  • The local power company may have turned off electricity to your area, but be sure that electric and gas lines are shut off to the building.
  • Be aware that animals or insects could have entered the home during the storm.

Avoiding Hazards

  • Flooded homes can be especially susceptible to moisture and mold In as little as 24 to 48 hours, mold can grow on wet organic materials, such as drywall, upholstered furniture, carpets and clothing. Inhalation exposure to mold can cause adverse health effects in some people. You can mitigate this risk by wearing a respirator (one that can specifically filter mold spores), gloves, long sleeve shirts and pants and goggles.
  • Floodwater itself has its own set of health hazards, which can include water borne pathogens, stagnant water which can serve as a breeding ground for mosquitos or accumulation of agriculture and industrial wastes.

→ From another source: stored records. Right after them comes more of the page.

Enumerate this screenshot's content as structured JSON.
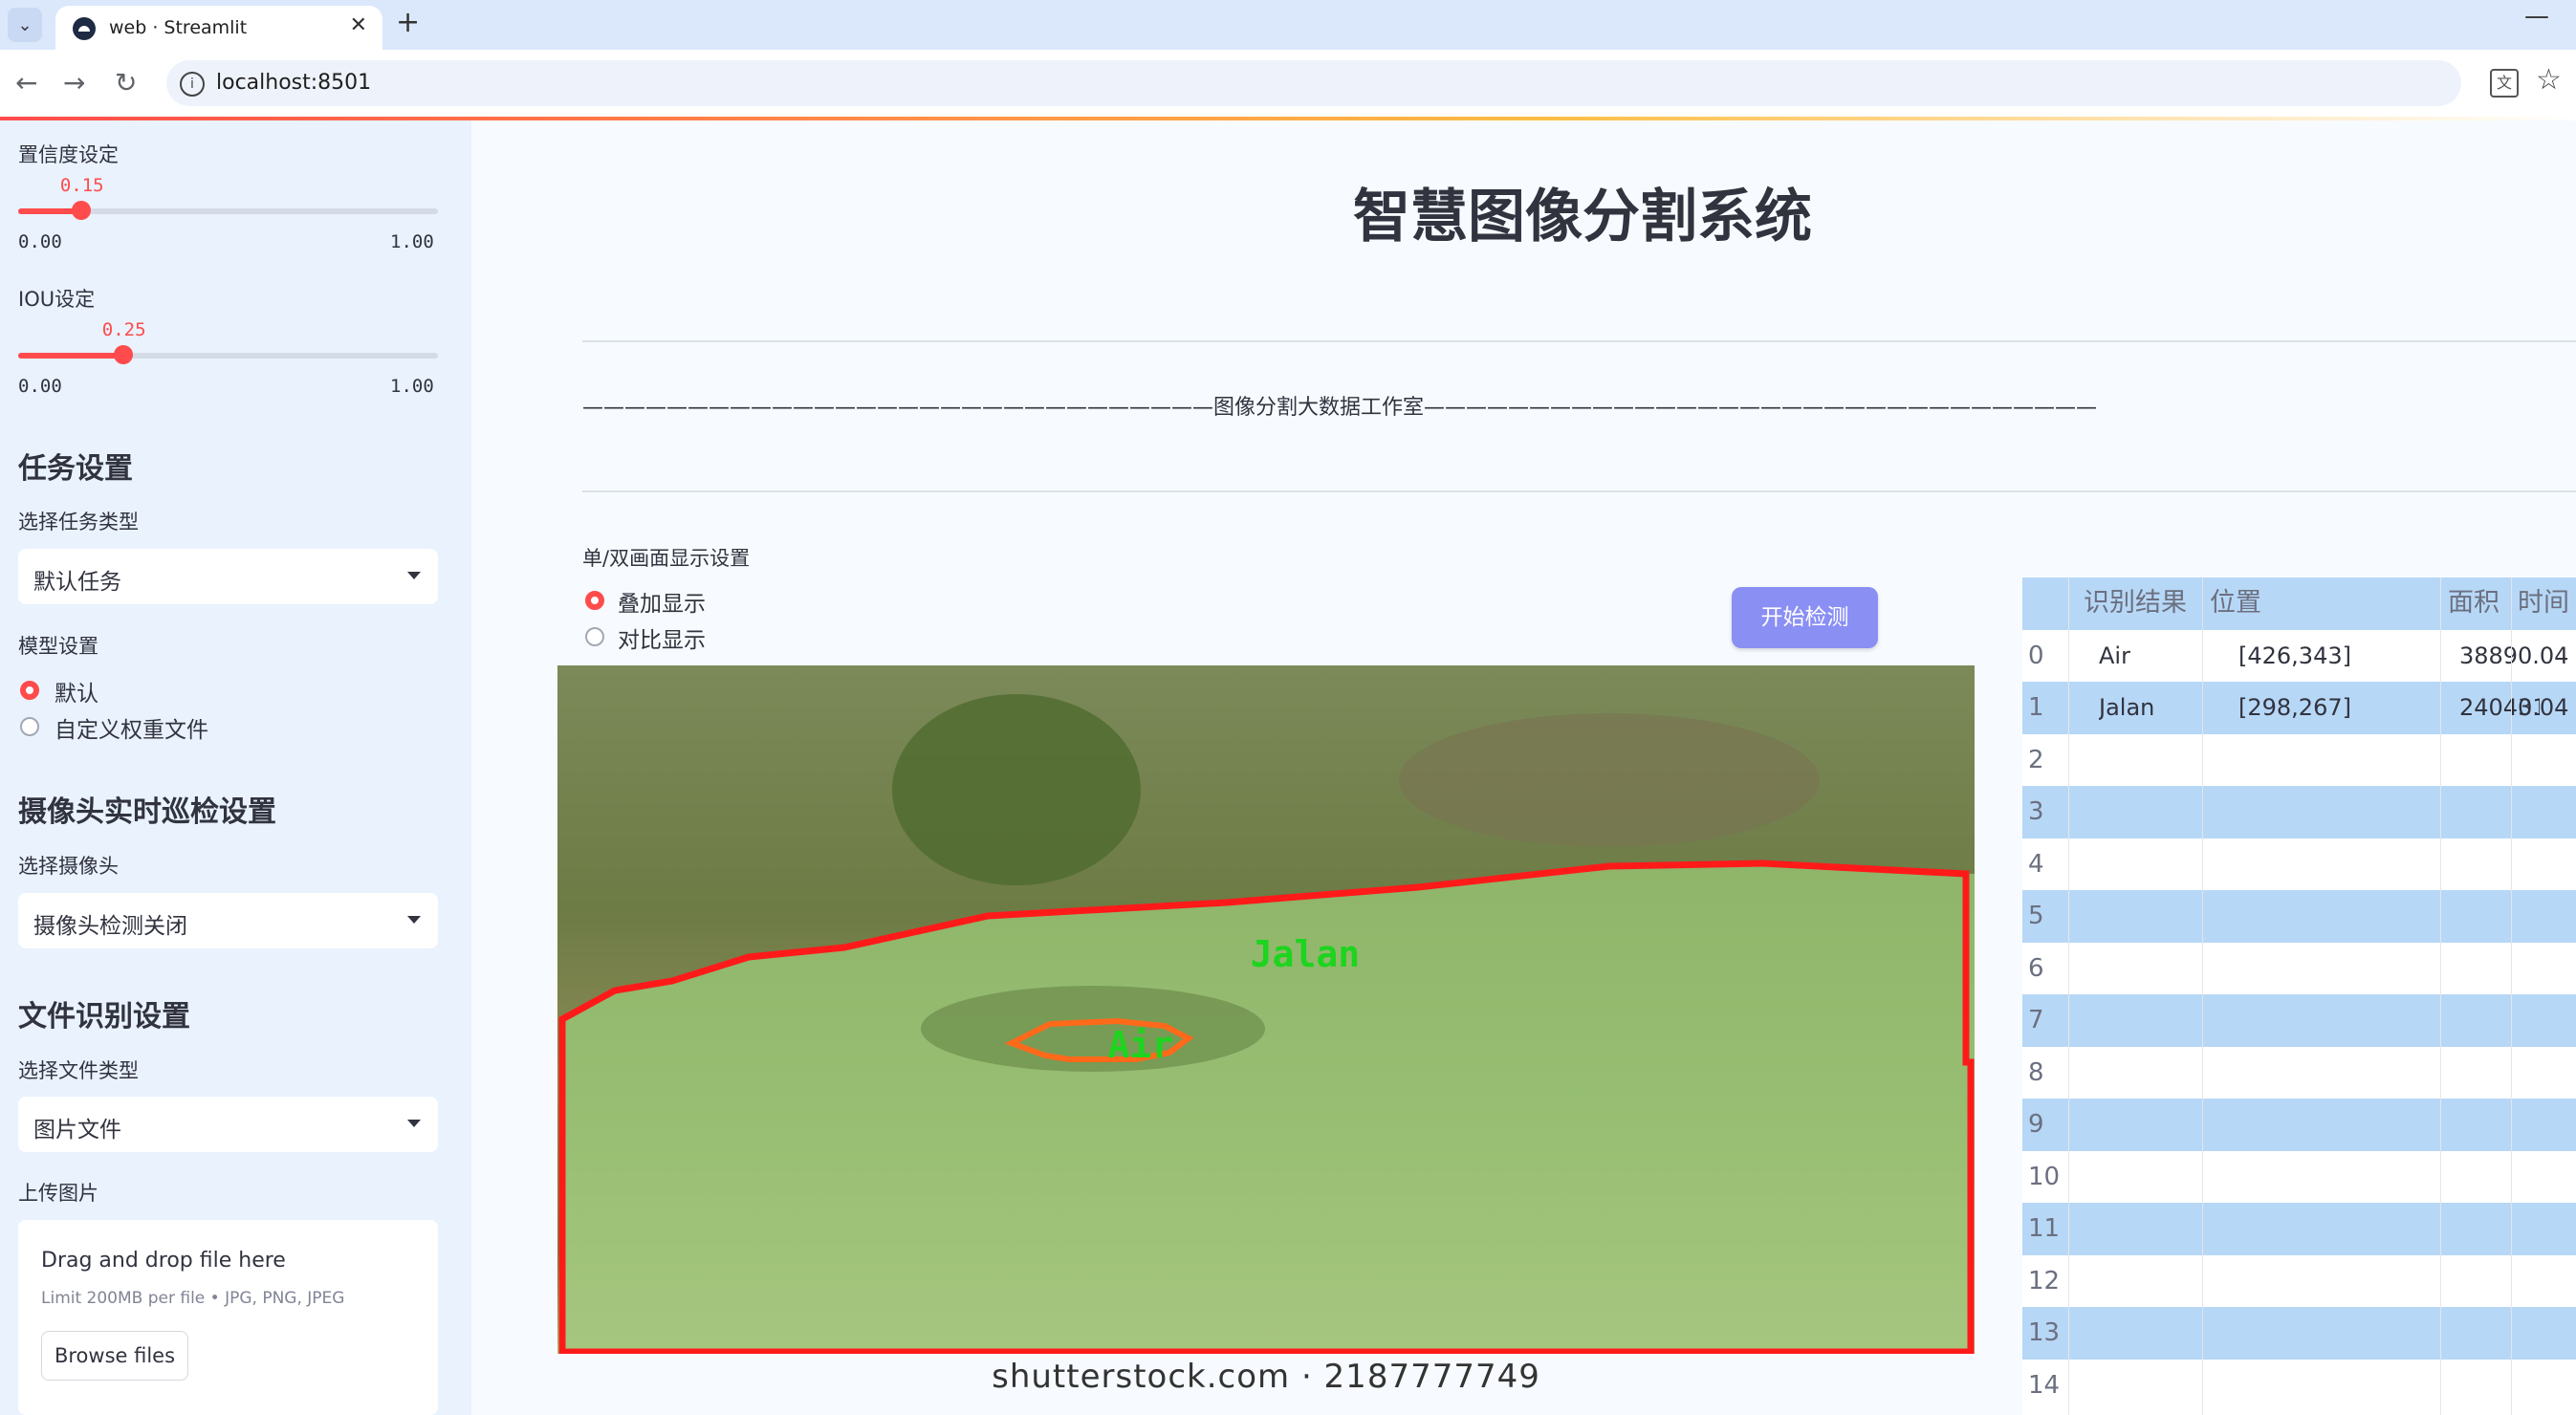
{
  "browser": {
    "tab_title": "web · Streamlit",
    "tab_close": "✕",
    "new_tab": "+",
    "url": "localhost:8501",
    "minimize": "—"
  },
  "sidebar": {
    "confidence": {
      "label": "置信度设定",
      "value": "0.15",
      "value_fraction": 0.15,
      "min": "0.00",
      "max": "1.00"
    },
    "iou": {
      "label": "IOU设定",
      "value": "0.25",
      "value_fraction": 0.25,
      "min": "0.00",
      "max": "1.00"
    },
    "task_section": {
      "heading": "任务设置",
      "select_label": "选择任务类型",
      "selected": "默认任务"
    },
    "model_section": {
      "label": "模型设置",
      "options": [
        "默认",
        "自定义权重文件"
      ],
      "selected_index": 0
    },
    "camera_section": {
      "heading": "摄像头实时巡检设置",
      "select_label": "选择摄像头",
      "selected": "摄像头检测关闭"
    },
    "file_section": {
      "heading": "文件识别设置",
      "select_label": "选择文件类型",
      "selected": "图片文件"
    },
    "upload": {
      "label": "上传图片",
      "drop_text": "Drag and drop file here",
      "limit_text": "Limit 200MB per file • JPG, PNG, JPEG",
      "browse_label": "Browse files"
    }
  },
  "main": {
    "title": "智慧图像分割系统",
    "studio_line": "——————————————————————————————图像分割大数据工作室————————————————————————————————",
    "display_label": "单/双画面显示设置",
    "display_options": [
      "叠加显示",
      "对比显示"
    ],
    "display_selected_index": 0,
    "detect_button": "开始检测",
    "image": {
      "labels": [
        "Jalan",
        "Air"
      ],
      "watermark": "shutterstock.com · 2187777749",
      "colors": {
        "jalan": "#ff1a1a",
        "air": "#ff6a1a",
        "label_text": "#1ed41e"
      }
    }
  },
  "table": {
    "columns": [
      "",
      "识别结果",
      "位置",
      "面积",
      "时间"
    ],
    "rows": [
      [
        "0",
        "Air",
        "[426,343]",
        "3889",
        "0.04"
      ],
      [
        "1",
        "Jalan",
        "[298,267]",
        "240431",
        "0.04"
      ],
      [
        "2",
        "",
        "",
        "",
        ""
      ],
      [
        "3",
        "",
        "",
        "",
        ""
      ],
      [
        "4",
        "",
        "",
        "",
        ""
      ],
      [
        "5",
        "",
        "",
        "",
        ""
      ],
      [
        "6",
        "",
        "",
        "",
        ""
      ],
      [
        "7",
        "",
        "",
        "",
        ""
      ],
      [
        "8",
        "",
        "",
        "",
        ""
      ],
      [
        "9",
        "",
        "",
        "",
        ""
      ],
      [
        "10",
        "",
        "",
        "",
        ""
      ],
      [
        "11",
        "",
        "",
        "",
        ""
      ],
      [
        "12",
        "",
        "",
        "",
        ""
      ],
      [
        "13",
        "",
        "",
        "",
        ""
      ],
      [
        "14",
        "",
        "",
        "",
        ""
      ]
    ]
  },
  "colors": {
    "accent": "#ff4b4b",
    "button": "#8a8ff4",
    "sidebar_bg": "#e9f2fd",
    "table_stripe": "#b7d7f6"
  }
}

  • Dry out your home. Your best friends during flood recovery are box fans, dehumidifiers and desiccants like cat litter or calcium chloride. When working to remove mold, wear protective gear and isolate the area you are working in. Mold spores can be released into the air and can relocate to other parts of the house if it is not cleaned and quarantined properly. Seal off air vents, open windows and use a box fan to remove contaminants from inside the building to the outside.
  • Remove of or dispose of any moldy items or furniture. Upholstery and mattresses that have been fully submerged in floodwater should be disposed of or cleaned by professionals. Porous or plastic items that have touched floodwater cannot be properly disinfected and should be immediately thrown into the trash. Nonporous material can be disinfected with a bleach solution thoroughly to remove bacteria and mold.
  • Remove and replace wet carpet and foam pads. To restore valuable rugs, professional cleaners should be used.
  • All appliances, light fixtures, and electrical wiring should be replaced if exposed to saltwater. Appliances exposed to freshwater should be serviced by a professional before use.
  • Throw out any perishable food, especially if you lost power. Discard any food (even canned goods) that may have come into contact with floodwaters. Be sure to not let garbage pile up outside, as it can attract more health hazards such as insects and rodents.

For more information on health flood recovery or if you have a potential hazard in your building, location, facility or community and would like to request a risk assessment from the experts at Cogency, please contact us at